Content starts

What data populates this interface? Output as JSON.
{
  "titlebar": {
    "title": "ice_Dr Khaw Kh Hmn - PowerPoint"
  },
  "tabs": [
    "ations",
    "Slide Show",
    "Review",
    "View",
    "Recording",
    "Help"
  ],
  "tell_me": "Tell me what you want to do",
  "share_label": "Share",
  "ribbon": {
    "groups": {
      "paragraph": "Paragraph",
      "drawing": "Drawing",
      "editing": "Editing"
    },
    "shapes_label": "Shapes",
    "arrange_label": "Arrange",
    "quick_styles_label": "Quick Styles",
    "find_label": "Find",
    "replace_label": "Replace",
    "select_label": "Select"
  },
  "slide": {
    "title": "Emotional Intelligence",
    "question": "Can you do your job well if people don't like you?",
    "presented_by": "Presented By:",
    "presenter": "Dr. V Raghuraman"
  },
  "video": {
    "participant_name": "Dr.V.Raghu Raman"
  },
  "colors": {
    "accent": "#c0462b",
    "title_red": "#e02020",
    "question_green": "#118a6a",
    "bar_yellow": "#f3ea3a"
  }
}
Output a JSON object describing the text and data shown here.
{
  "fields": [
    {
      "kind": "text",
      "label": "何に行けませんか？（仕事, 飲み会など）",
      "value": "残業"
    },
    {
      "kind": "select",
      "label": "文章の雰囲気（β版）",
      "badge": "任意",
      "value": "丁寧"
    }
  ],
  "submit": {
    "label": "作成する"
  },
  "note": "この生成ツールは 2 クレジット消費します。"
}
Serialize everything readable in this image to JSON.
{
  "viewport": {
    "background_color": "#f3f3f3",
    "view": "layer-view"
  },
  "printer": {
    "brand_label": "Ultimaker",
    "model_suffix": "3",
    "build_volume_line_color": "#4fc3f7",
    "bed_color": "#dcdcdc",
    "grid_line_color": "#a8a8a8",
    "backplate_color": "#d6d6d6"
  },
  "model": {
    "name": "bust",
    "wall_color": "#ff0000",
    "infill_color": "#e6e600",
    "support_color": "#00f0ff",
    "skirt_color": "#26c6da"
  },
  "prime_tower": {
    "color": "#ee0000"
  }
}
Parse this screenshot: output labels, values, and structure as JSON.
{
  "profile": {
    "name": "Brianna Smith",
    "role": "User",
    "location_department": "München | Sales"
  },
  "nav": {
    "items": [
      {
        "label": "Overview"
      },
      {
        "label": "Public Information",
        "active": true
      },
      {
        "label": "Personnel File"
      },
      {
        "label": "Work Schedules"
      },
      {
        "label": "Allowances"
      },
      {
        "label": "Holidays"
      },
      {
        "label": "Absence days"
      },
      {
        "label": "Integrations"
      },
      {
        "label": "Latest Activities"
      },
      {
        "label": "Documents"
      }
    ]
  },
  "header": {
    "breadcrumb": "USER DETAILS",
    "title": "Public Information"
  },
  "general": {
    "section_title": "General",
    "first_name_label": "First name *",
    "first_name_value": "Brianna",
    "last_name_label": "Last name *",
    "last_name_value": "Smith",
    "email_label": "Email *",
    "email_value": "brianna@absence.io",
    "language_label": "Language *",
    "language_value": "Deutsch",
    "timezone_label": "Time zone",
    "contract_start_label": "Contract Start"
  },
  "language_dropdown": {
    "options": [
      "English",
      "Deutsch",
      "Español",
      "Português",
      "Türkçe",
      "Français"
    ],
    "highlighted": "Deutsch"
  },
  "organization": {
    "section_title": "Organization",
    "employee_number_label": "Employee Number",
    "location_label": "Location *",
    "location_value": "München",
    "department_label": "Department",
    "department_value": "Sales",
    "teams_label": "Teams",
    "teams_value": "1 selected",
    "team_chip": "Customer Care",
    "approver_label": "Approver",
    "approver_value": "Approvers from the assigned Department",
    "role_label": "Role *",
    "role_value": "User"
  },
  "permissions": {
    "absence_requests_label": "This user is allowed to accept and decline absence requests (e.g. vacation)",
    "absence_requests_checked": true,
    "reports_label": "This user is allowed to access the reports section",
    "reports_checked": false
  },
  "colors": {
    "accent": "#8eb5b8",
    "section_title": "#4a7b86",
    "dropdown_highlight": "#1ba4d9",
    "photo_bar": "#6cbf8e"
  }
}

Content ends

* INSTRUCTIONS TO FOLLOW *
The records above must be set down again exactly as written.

* RESULT *
What data populates this interface? Output as JSON.
{
  "titlebar": {
    "title": "ice_Dr Khaw Kh Hmn - PowerPoint"
  },
  "tabs": [
    "ations",
    "Slide Show",
    "Review",
    "View",
    "Recording",
    "Help"
  ],
  "tell_me": "Tell me what you want to do",
  "share_label": "Share",
  "ribbon": {
    "groups": {
      "paragraph": "Paragraph",
      "drawing": "Drawing",
      "editing": "Editing"
    },
    "shapes_label": "Shapes",
    "arrange_label": "Arrange",
    "quick_styles_label": "Quick Styles",
    "find_label": "Find",
    "replace_label": "Replace",
    "select_label": "Select"
  },
  "slide": {
    "title": "Emotional Intelligence",
    "question": "Can you do your job well if people don't like you?",
    "presented_by": "Presented By:",
    "presenter": "Dr. V Raghuraman"
  },
  "video": {
    "participant_name": "Dr.V.Raghu Raman"
  },
  "colors": {
    "accent": "#c0462b",
    "title_red": "#e02020",
    "question_green": "#118a6a",
    "bar_yellow": "#f3ea3a"
  }
}
Output a JSON object describing the text and data shown here.
{
  "fields": [
    {
      "kind": "text",
      "label": "何に行けませんか？（仕事, 飲み会など）",
      "value": "残業"
    },
    {
      "kind": "select",
      "label": "文章の雰囲気（β版）",
      "badge": "任意",
      "value": "丁寧"
    }
  ],
  "submit": {
    "label": "作成する"
  },
  "note": "この生成ツールは 2 クレジット消費します。"
}
Serialize everything readable in this image to JSON.
{
  "viewport": {
    "background_color": "#f3f3f3",
    "view": "layer-view"
  },
  "printer": {
    "brand_label": "Ultimaker",
    "model_suffix": "3",
    "build_volume_line_color": "#4fc3f7",
    "bed_color": "#dcdcdc",
    "grid_line_color": "#a8a8a8",
    "backplate_color": "#d6d6d6"
  },
  "model": {
    "name": "bust",
    "wall_color": "#ff0000",
    "infill_color": "#e6e600",
    "support_color": "#00f0ff",
    "skirt_color": "#26c6da"
  },
  "prime_tower": {
    "color": "#ee0000"
  }
}
Parse this screenshot: output labels, values, and structure as JSON.
{
  "profile": {
    "name": "Brianna Smith",
    "role": "User",
    "location_department": "München | Sales"
  },
  "nav": {
    "items": [
      {
        "label": "Overview"
      },
      {
        "label": "Public Information",
        "active": true
      },
      {
        "label": "Personnel File"
      },
      {
        "label": "Work Schedules"
      },
      {
        "label": "Allowances"
      },
      {
        "label": "Holidays"
      },
      {
        "label": "Absence days"
      },
      {
        "label": "Integrations"
      },
      {
        "label": "Latest Activities"
      },
      {
        "label": "Documents"
      }
    ]
  },
  "header": {
    "breadcrumb": "USER DETAILS",
    "title": "Public Information"
  },
  "general": {
    "section_title": "General",
    "first_name_label": "First name *",
    "first_name_value": "Brianna",
    "last_name_label": "Last name *",
    "last_name_value": "Smith",
    "email_label": "Email *",
    "email_value": "brianna@absence.io",
    "language_label": "Language *",
    "language_value": "Deutsch",
    "timezone_label": "Time zone",
    "contract_start_label": "Contract Start"
  },
  "language_dropdown": {
    "options": [
      "English",
      "Deutsch",
      "Español",
      "Português",
      "Türkçe",
      "Français"
    ],
    "highlighted": "Deutsch"
  },
  "organization": {
    "section_title": "Organization",
    "employee_number_label": "Employee Number",
    "location_label": "Location *",
    "location_value": "München",
    "department_label": "Department",
    "department_value": "Sales",
    "teams_label": "Teams",
    "teams_value": "1 selected",
    "team_chip": "Customer Care",
    "approver_label": "Approver",
    "approver_value": "Approvers from the assigned Department",
    "role_label": "Role *",
    "role_value": "User"
  },
  "permissions": {
    "absence_requests_label": "This user is allowed to accept and decline absence requests (e.g. vacation)",
    "absence_requests_checked": true,
    "reports_label": "This user is allowed to access the reports section",
    "reports_checked": false
  },
  "colors": {
    "accent": "#8eb5b8",
    "section_title": "#4a7b86",
    "dropdown_highlight": "#1ba4d9",
    "photo_bar": "#6cbf8e"
  }
}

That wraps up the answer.